One of Haines’ signature creatures is the majestic bald eagle, whose populations double, or maybe even triple, each fall and winter to congregate in the Chilkat valley. Do not miss a visit to the American Bald Eagle Foundation, an always-evolving organization that now features a new raptor center for flight-training for injured birds. Located at 113 Haines Highway, just two blocks from downtown, the Eagle Foundation provides fascinating insight into the lives and habits of our national bird, with incredibly knowledgable staff and volunteers available to answer questions.
Back near the playground sits Haines Presbyterian, a mission church that sat upon and founded the original Haines townsite. Overlooking Lynn Canal and the marina, the church is open for visitors and has a wide expanse of lawn for kids to frolic. An active church, services are held weekly by Pastor Ron Horn, a noted wildlife photographer and Haines ambassador.
Hungry or thirsty? Swing by the Mountain Market on Third Avenue for some tasty sandwiches, wraps, and other organic treats, not to mention great coffee. This is where the locals hang out, and I had a wonderful afternoon chat with noted author Heather Lende, author of “If You Lived Here, I’d Know Your Name” on sunny June afternoon. Other dining options include Mosey’s Cantina for fresh Mexican fare (907-766-2320) or the Fireweed Restaurant (907-766-3838) for local, organic seafood and freshly-made pizzas.

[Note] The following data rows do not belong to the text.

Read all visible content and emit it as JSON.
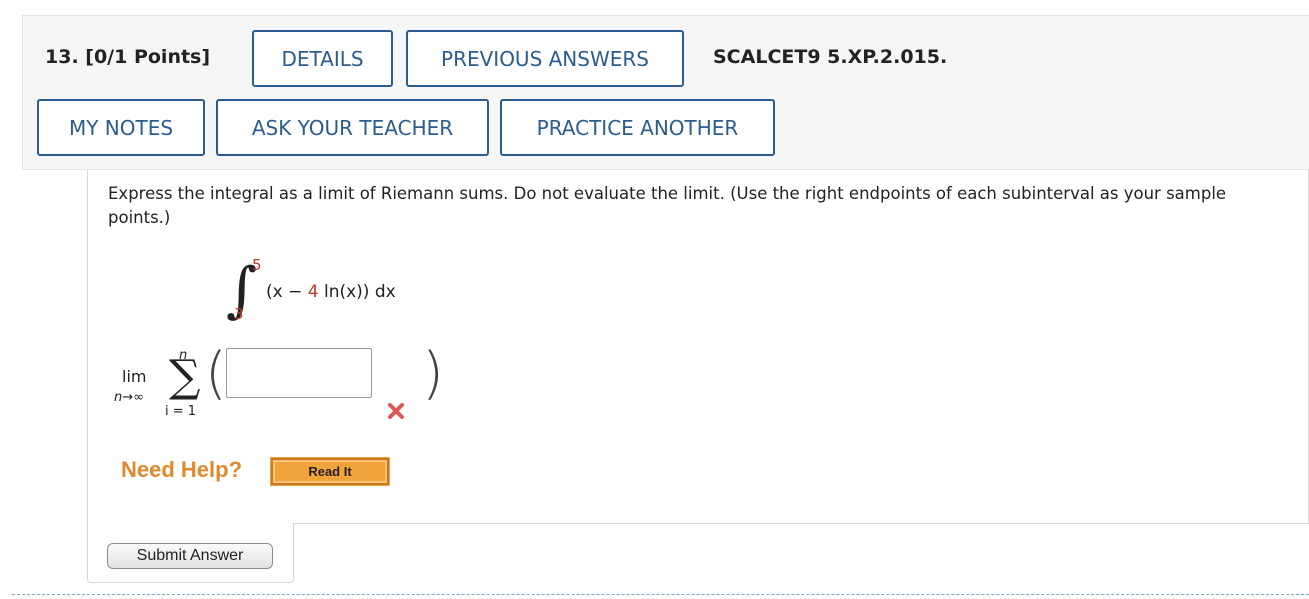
{
  "header": {
    "question_label": "13.  [0/1 Points]",
    "details_label": "DETAILS",
    "previous_answers_label": "PREVIOUS ANSWERS",
    "question_code": "SCALCET9 5.XP.2.015.",
    "my_notes_label": "MY NOTES",
    "ask_teacher_label": "ASK YOUR TEACHER",
    "practice_another_label": "PRACTICE ANOTHER"
  },
  "question": {
    "instructions": "Express the integral as a limit of Riemann sums. Do not evaluate the limit. (Use the right endpoints of each subinterval as your sample points.)",
    "integral": {
      "upper_limit": "5",
      "lower_limit": "3",
      "integrand_open": "(x − ",
      "coefficient": "4",
      "integrand_rest": " ln(x)) dx"
    },
    "limit_label": "lim",
    "limit_subscript": "n→∞",
    "sum_upper": "n",
    "sum_lower": "i = 1",
    "answer_value": "",
    "answer_status": "incorrect",
    "status_color": "#e05555"
  },
  "help": {
    "need_help_label": "Need Help?",
    "read_it_label": "Read It"
  },
  "submit": {
    "label": "Submit Answer"
  },
  "colors": {
    "accent": "#2a5d8f",
    "help_orange": "#e08a2e",
    "limit_red": "#c0392b"
  }
}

Need more activity? Haines offers stellar family hiking opportunities and a great brochure titled “Haines is for Hiking”, available at the Visitor center. A favorite of ours is Battery Point, where a 2 1/2 mile RT trail weaves through a dense forest but always within view of Lynn Canal. It’s a serene walk most kids can handle, although some tree roots do stick up occasionally. Once the trail terminates upon a smooth-rocked beach, however, it’s Alaskan outdoors at its best, with beach grass, sand, and rocky outcroppings reminiscent of Anne of Green Gables territory. Watch for cruise ships, fishing boats, and the ferry entering the canal, and spy the occasional humpback feeding nearby. Magic. Contact the visitor center for transportation options to the trailhead.
Ten miles from Haines proper is beautiful Chilkoot State Park, where the enormous but placid Chilkoot lake flows into busy Chilkoot river, and where impromptu bear-viewing is almost guaranteed during the salmon runs of June, July, and August. A 32-space campground offers lovely views of the lake, and local kayak outfitters provide tours of the lake area. It’s worth the drive to see the fish weir and subsequent bruin activity, and close-cropped Lynn Canal from this rugged vantage point. Great fishing here, too.
If your visit is of the overnight variety, try the Captain’s Choice motel in downtown Haines, within walking distance of most sights and just right for most families (wifi, courtesy shuttle, tours, fridge, mircowave). For a bit more history and view, head back to Fort Seward and the Hotel Halsingland, listed on the National Register for Historic Places (full-service, car rental, lounge).
Haines is real. Haines is beautiful. Haines wants you to stop and smell the fireweed and pick blueberries. Bring the kids, stay a while, and soak up real Alaska. You’ll be glad you did.